Wherever a line of the data contains "这时油液从", copy that line.
Task data Block Start
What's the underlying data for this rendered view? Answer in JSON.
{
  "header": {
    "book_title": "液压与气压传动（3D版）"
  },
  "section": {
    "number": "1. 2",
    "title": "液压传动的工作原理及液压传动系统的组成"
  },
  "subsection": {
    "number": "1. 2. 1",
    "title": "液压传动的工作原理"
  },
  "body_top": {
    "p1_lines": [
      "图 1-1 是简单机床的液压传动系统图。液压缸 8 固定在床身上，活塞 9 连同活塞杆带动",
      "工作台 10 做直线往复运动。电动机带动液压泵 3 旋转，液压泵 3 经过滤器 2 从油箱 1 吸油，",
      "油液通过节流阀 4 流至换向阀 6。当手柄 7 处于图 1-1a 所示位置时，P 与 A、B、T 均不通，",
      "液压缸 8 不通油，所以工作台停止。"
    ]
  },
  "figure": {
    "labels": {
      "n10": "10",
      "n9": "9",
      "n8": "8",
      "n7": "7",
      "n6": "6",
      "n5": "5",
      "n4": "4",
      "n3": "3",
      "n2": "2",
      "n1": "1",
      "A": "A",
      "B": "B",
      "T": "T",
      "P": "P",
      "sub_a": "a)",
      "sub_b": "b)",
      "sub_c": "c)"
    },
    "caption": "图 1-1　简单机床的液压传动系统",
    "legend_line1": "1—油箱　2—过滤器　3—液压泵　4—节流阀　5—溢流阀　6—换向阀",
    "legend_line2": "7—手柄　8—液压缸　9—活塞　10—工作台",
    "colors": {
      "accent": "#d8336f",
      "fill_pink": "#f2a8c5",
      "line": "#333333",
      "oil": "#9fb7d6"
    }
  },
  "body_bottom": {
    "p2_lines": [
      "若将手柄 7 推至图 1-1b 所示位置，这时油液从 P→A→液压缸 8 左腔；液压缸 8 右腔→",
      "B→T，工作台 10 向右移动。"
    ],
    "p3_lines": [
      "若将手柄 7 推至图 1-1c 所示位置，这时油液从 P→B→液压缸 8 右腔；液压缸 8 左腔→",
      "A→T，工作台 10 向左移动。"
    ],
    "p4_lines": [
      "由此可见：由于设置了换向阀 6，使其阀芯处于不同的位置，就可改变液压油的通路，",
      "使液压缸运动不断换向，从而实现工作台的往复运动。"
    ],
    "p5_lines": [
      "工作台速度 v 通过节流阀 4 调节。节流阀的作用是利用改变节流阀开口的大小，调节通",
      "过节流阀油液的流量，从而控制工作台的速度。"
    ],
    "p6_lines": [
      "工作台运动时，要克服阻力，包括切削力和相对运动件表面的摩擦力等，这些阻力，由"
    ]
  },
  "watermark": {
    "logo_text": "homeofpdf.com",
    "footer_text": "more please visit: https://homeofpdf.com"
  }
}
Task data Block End
- _Result_
      "若将手柄 7 推至图 1-1b 所示位置，这时油液从 P→A→液压缸 8 左腔；液压缸 8 右腔→",
      "若将手柄 7 推至图 1-1c 所示位置，这时油液从 P→B→液压缸 8 右腔；液压缸 8 左腔→",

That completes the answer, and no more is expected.